== Task ==
Working from the records beneath this line, reproduce each one exactly.

-=-=-=-=-

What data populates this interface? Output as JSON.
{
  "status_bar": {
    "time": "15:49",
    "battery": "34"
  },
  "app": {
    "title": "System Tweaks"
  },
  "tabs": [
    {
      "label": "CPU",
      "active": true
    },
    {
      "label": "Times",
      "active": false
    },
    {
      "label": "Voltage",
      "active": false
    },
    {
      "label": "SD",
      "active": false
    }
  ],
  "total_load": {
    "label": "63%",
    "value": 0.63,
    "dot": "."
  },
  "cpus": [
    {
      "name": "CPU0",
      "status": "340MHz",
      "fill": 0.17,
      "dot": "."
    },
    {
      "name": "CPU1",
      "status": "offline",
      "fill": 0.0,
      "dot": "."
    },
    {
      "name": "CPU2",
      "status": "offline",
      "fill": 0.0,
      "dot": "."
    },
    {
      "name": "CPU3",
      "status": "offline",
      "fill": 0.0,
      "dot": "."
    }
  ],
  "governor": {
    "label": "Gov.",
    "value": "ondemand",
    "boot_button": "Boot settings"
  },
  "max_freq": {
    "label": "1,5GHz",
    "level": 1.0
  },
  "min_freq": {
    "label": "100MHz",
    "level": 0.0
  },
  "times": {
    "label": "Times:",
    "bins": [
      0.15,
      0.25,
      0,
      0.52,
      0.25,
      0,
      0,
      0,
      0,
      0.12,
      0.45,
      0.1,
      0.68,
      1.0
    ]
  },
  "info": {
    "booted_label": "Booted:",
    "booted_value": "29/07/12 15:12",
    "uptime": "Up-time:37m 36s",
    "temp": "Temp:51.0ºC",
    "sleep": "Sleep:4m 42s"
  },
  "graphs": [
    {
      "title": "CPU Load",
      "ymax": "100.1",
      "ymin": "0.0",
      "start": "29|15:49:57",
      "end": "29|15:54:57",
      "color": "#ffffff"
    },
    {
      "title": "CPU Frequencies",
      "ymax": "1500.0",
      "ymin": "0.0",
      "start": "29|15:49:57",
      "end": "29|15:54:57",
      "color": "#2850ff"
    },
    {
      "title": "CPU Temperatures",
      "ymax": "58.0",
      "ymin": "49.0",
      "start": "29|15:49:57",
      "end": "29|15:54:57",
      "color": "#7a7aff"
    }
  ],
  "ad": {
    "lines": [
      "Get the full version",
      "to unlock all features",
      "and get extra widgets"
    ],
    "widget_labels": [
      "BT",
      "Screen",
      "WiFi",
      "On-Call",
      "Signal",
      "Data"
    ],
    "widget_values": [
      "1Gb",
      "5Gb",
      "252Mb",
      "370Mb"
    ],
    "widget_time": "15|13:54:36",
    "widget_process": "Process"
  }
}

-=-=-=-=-

== Reply ==
What data populates this interface? Output as JSON.
{
  "status_bar": {
    "time": "15:49",
    "battery": "34"
  },
  "app": {
    "title": "System Tweaks"
  },
  "tabs": [
    {
      "label": "CPU",
      "active": true
    },
    {
      "label": "Times",
      "active": false
    },
    {
      "label": "Voltage",
      "active": false
    },
    {
      "label": "SD",
      "active": false
    }
  ],
  "total_load": {
    "label": "63%",
    "value": 0.63,
    "dot": "."
  },
  "cpus": [
    {
      "name": "CPU0",
      "status": "340MHz",
      "fill": 0.17,
      "dot": "."
    },
    {
      "name": "CPU1",
      "status": "offline",
      "fill": 0.0,
      "dot": "."
    },
    {
      "name": "CPU2",
      "status": "offline",
      "fill": 0.0,
      "dot": "."
    },
    {
      "name": "CPU3",
      "status": "offline",
      "fill": 0.0,
      "dot": "."
    }
  ],
  "governor": {
    "label": "Gov.",
    "value": "ondemand",
    "boot_button": "Boot settings"
  },
  "max_freq": {
    "label": "1,5GHz",
    "level": 1.0
  },
  "min_freq": {
    "label": "100MHz",
    "level": 0.0
  },
  "times": {
    "label": "Times:",
    "bins": [
      0.15,
      0.25,
      0,
      0.52,
      0.25,
      0,
      0,
      0,
      0,
      0.12,
      0.45,
      0.1,
      0.68,
      1.0
    ]
  },
  "info": {
    "booted_label": "Booted:",
    "booted_value": "29/07/12 15:12",
    "uptime": "Up-time:37m 36s",
    "temp": "Temp:51.0ºC",
    "sleep": "Sleep:4m 42s"
  },
  "graphs": [
    {
      "title": "CPU Load",
      "ymax": "100.1",
      "ymin": "0.0",
      "start": "29|15:49:57",
      "end": "29|15:54:57",
      "color": "#ffffff"
    },
    {
      "title": "CPU Frequencies",
      "ymax": "1500.0",
      "ymin": "0.0",
      "start": "29|15:49:57",
      "end": "29|15:54:57",
      "color": "#2850ff"
    },
    {
      "title": "CPU Temperatures",
      "ymax": "58.0",
      "ymin": "49.0",
      "start": "29|15:49:57",
      "end": "29|15:54:57",
      "color": "#7a7aff"
    }
  ],
  "ad": {
    "lines": [
      "Get the full version",
      "to unlock all features",
      "and get extra widgets"
    ],
    "widget_labels": [
      "BT",
      "Screen",
      "WiFi",
      "On-Call",
      "Signal",
      "Data"
    ],
    "widget_values": [
      "1Gb",
      "5Gb",
      "252Mb",
      "370Mb"
    ],
    "widget_time": "15|13:54:36",
    "widget_process": "Process"
  }
}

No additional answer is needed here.